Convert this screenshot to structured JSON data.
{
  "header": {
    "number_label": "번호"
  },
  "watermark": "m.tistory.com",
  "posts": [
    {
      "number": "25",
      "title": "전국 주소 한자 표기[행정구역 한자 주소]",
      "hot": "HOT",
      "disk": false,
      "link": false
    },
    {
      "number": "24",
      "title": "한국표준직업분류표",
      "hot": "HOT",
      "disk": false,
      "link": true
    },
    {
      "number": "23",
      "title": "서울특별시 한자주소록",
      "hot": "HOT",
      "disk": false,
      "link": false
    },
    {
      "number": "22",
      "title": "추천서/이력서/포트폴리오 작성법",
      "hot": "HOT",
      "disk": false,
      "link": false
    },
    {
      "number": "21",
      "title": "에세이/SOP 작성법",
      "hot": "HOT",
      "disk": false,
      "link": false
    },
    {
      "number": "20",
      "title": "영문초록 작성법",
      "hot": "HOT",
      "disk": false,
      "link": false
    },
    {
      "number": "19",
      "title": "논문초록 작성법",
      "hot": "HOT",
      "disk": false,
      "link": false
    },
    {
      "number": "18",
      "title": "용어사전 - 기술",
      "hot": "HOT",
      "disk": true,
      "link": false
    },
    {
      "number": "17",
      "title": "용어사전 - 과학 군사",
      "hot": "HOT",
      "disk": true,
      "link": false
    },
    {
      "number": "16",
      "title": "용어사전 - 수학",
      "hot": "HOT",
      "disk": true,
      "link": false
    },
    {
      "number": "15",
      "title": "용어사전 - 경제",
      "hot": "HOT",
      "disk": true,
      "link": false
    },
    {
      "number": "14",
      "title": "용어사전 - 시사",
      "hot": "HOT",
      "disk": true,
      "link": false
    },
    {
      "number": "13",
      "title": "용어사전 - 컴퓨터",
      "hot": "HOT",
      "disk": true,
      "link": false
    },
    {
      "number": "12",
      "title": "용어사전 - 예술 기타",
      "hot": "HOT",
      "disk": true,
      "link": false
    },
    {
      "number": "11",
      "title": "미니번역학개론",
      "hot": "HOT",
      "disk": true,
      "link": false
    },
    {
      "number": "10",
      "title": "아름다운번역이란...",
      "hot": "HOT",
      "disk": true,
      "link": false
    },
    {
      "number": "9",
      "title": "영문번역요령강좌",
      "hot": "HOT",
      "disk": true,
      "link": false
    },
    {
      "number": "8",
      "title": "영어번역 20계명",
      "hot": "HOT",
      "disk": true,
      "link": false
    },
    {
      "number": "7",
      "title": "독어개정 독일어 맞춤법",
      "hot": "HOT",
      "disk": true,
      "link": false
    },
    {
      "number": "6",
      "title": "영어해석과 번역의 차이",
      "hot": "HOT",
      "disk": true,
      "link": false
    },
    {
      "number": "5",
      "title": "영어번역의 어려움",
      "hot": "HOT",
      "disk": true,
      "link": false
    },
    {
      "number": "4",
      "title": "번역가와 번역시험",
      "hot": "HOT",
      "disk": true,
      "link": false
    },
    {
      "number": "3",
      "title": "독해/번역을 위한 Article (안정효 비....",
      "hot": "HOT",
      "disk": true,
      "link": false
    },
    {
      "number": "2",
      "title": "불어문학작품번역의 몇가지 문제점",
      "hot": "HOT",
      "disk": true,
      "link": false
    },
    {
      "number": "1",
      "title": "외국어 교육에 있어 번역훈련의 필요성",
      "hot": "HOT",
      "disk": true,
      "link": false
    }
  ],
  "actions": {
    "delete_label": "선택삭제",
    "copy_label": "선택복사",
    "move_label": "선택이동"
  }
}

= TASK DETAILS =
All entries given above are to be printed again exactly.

= REPLY =
Convert this screenshot to structured JSON data.
{
  "header": {
    "number_label": "번호"
  },
  "watermark": "m.tistory.com",
  "posts": [
    {
      "number": "25",
      "title": "전국 주소 한자 표기[행정구역 한자 주소]",
      "hot": "HOT",
      "disk": false,
      "link": false
    },
    {
      "number": "24",
      "title": "한국표준직업분류표",
      "hot": "HOT",
      "disk": false,
      "link": true
    },
    {
      "number": "23",
      "title": "서울특별시 한자주소록",
      "hot": "HOT",
      "disk": false,
      "link": false
    },
    {
      "number": "22",
      "title": "추천서/이력서/포트폴리오 작성법",
      "hot": "HOT",
      "disk": false,
      "link": false
    },
    {
      "number": "21",
      "title": "에세이/SOP 작성법",
      "hot": "HOT",
      "disk": false,
      "link": false
    },
    {
      "number": "20",
      "title": "영문초록 작성법",
      "hot": "HOT",
      "disk": false,
      "link": false
    },
    {
      "number": "19",
      "title": "논문초록 작성법",
      "hot": "HOT",
      "disk": false,
      "link": false
    },
    {
      "number": "18",
      "title": "용어사전 - 기술",
      "hot": "HOT",
      "disk": true,
      "link": false
    },
    {
      "number": "17",
      "title": "용어사전 - 과학 군사",
      "hot": "HOT",
      "disk": true,
      "link": false
    },
    {
      "number": "16",
      "title": "용어사전 - 수학",
      "hot": "HOT",
      "disk": true,
      "link": false
    },
    {
      "number": "15",
      "title": "용어사전 - 경제",
      "hot": "HOT",
      "disk": true,
      "link": false
    },
    {
      "number": "14",
      "title": "용어사전 - 시사",
      "hot": "HOT",
      "disk": true,
      "link": false
    },
    {
      "number": "13",
      "title": "용어사전 - 컴퓨터",
      "hot": "HOT",
      "disk": true,
      "link": false
    },
    {
      "number": "12",
      "title": "용어사전 - 예술 기타",
      "hot": "HOT",
      "disk": true,
      "link": false
    },
    {
      "number": "11",
      "title": "미니번역학개론",
      "hot": "HOT",
      "disk": true,
      "link": false
    },
    {
      "number": "10",
      "title": "아름다운번역이란...",
      "hot": "HOT",
      "disk": true,
      "link": false
    },
    {
      "number": "9",
      "title": "영문번역요령강좌",
      "hot": "HOT",
      "disk": true,
      "link": false
    },
    {
      "number": "8",
      "title": "영어번역 20계명",
      "hot": "HOT",
      "disk": true,
      "link": false
    },
    {
      "number": "7",
      "title": "독어개정 독일어 맞춤법",
      "hot": "HOT",
      "disk": true,
      "link": false
    },
    {
      "number": "6",
      "title": "영어해석과 번역의 차이",
      "hot": "HOT",
      "disk": true,
      "link": false
    },
    {
      "number": "5",
      "title": "영어번역의 어려움",
      "hot": "HOT",
      "disk": true,
      "link": false
    },
    {
      "number": "4",
      "title": "번역가와 번역시험",
      "hot": "HOT",
      "disk": true,
      "link": false
    },
    {
      "number": "3",
      "title": "독해/번역을 위한 Article (안정효 비....",
      "hot": "HOT",
      "disk": true,
      "link": false
    },
    {
      "number": "2",
      "title": "불어문학작품번역의 몇가지 문제점",
      "hot": "HOT",
      "disk": true,
      "link": false
    },
    {
      "number": "1",
      "title": "외국어 교육에 있어 번역훈련의 필요성",
      "hot": "HOT",
      "disk": true,
      "link": false
    }
  ],
  "actions": {
    "delete_label": "선택삭제",
    "copy_label": "선택복사",
    "move_label": "선택이동"
  }
}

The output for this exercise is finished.